People living with HIV/AIDS (PLWHA) face not only medical problems but also social problems associated with the disease.
One of the barriers to reaching those who are at risk or infected with HIV/AIDS is stigma .
Stigma is generally recognized as an “attribute that is deeply discrediting’’ that reduces the bearer “from a whole and usual person to a tainted, discounted one’’ .
Stigma is also used to set the affected persons or groups apart from the normalized social order (“us’’ against “them’’) and this separation implies devaluation [2, 9, 12, 13].
It isolates people from the community and affects the overall quality of life of HIV patients [2, 3, 6, 7].
Currently, there is an increasing number of research on HIV-related stigma in Sub-Saharan Africa.
Department of Health Promotion, School of Public Health and Primary Care CAPHRI, Faculty of Health, Medicine and Life Sciences, Maastricht University, P. Box 616, 6200 MD Maastricht, The Netherlands Received 25 November 2008; Revised ; Accepted 16 June 2009Academic Editor: Jean-Paul Gonzalez Copyright © 2009 Ngozi C. This is an open access article distributed under the Creative Commons Attribution License, which permits unrestricted use, distribution, and reproduction in any medium, provided the original work is properly cited.
The aim of this literature review is to elucidate what is known about HIV/AIDS and stigma in Sub-Saharan Africa.
HIV stigma as a phenomenon was considered to be the major topic of the review and was not limited to any geographical region.

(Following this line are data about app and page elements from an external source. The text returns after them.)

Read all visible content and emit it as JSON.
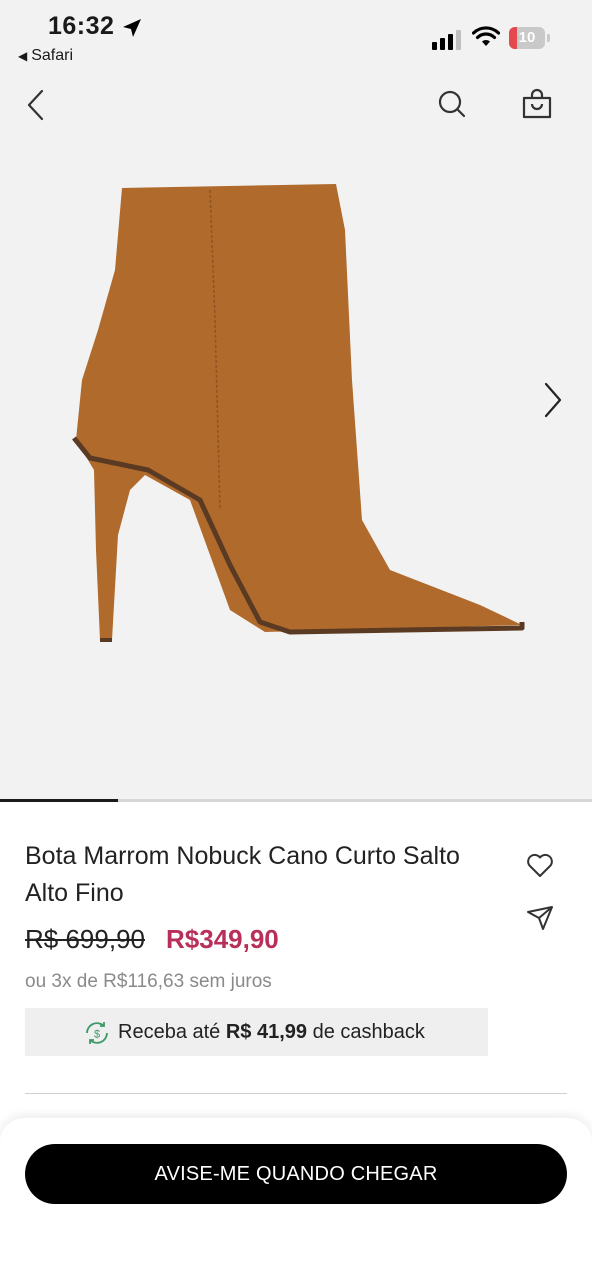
{
  "status_bar": {
    "time": "16:32",
    "back_app": "Safari",
    "battery": "10"
  },
  "icons": {
    "back": "chevron-left-icon",
    "search": "search-icon",
    "bag": "shopping-bag-icon",
    "next": "chevron-right-icon",
    "favorite": "heart-icon",
    "share": "send-icon",
    "cashback": "cashback-dollar-icon"
  },
  "carousel": {
    "progress": 0.2
  },
  "product": {
    "title": "Bota Marrom Nobuck Cano Curto Salto Alto Fino",
    "old_price": "R$ 699,90",
    "price": "R$349,90",
    "installments": "ou 3x de R$116,63 sem juros",
    "cashback": {
      "prefix": "Receba até",
      "amount": "R$ 41,99",
      "suffix": "de cashback"
    }
  },
  "cta": {
    "label": "AVISE-ME QUANDO CHEGAR"
  },
  "colors": {
    "accent_price": "#b8305a",
    "cta_bg": "#000000",
    "boot": "#b06a2c",
    "hero_bg": "#f2f2f2"
  }
}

Although HIV/AIDS stigma is a general phenomenon which affects PLWHA in all parts of the world, in this paper, we focused on an analysis of the factors contributing to stigma identified from empirical studies in Sub-Saharan Africa, books, theoretical, and review papers.